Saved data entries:
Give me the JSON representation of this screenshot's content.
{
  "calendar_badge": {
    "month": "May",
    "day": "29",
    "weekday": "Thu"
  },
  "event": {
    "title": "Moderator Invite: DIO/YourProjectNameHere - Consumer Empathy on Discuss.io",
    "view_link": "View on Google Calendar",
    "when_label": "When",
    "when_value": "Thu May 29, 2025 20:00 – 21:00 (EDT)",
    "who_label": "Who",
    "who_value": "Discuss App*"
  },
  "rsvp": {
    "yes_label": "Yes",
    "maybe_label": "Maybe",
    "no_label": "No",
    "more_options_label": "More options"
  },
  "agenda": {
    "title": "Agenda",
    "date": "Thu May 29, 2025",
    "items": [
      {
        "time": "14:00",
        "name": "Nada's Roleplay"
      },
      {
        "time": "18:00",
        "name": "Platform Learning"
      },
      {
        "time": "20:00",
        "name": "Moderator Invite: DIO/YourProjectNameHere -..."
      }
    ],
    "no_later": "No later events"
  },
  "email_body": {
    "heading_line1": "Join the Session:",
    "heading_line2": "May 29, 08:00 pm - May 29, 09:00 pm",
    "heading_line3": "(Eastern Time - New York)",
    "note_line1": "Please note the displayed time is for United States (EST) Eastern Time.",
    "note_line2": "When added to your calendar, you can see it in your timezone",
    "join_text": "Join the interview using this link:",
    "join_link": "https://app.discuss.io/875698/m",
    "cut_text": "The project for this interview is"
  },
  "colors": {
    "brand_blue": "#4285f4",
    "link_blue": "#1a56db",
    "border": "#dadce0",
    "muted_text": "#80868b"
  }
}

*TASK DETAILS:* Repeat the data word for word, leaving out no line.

*SOLUTION BELOW:*
Give me the JSON representation of this screenshot's content.
{
  "calendar_badge": {
    "month": "May",
    "day": "29",
    "weekday": "Thu"
  },
  "event": {
    "title": "Moderator Invite: DIO/YourProjectNameHere - Consumer Empathy on Discuss.io",
    "view_link": "View on Google Calendar",
    "when_label": "When",
    "when_value": "Thu May 29, 2025 20:00 – 21:00 (EDT)",
    "who_label": "Who",
    "who_value": "Discuss App*"
  },
  "rsvp": {
    "yes_label": "Yes",
    "maybe_label": "Maybe",
    "no_label": "No",
    "more_options_label": "More options"
  },
  "agenda": {
    "title": "Agenda",
    "date": "Thu May 29, 2025",
    "items": [
      {
        "time": "14:00",
        "name": "Nada's Roleplay"
      },
      {
        "time": "18:00",
        "name": "Platform Learning"
      },
      {
        "time": "20:00",
        "name": "Moderator Invite: DIO/YourProjectNameHere -..."
      }
    ],
    "no_later": "No later events"
  },
  "email_body": {
    "heading_line1": "Join the Session:",
    "heading_line2": "May 29, 08:00 pm - May 29, 09:00 pm",
    "heading_line3": "(Eastern Time - New York)",
    "note_line1": "Please note the displayed time is for United States (EST) Eastern Time.",
    "note_line2": "When added to your calendar, you can see it in your timezone",
    "join_text": "Join the interview using this link:",
    "join_link": "https://app.discuss.io/875698/m",
    "cut_text": "The project for this interview is"
  },
  "colors": {
    "brand_blue": "#4285f4",
    "link_blue": "#1a56db",
    "border": "#dadce0",
    "muted_text": "#80868b"
  }
}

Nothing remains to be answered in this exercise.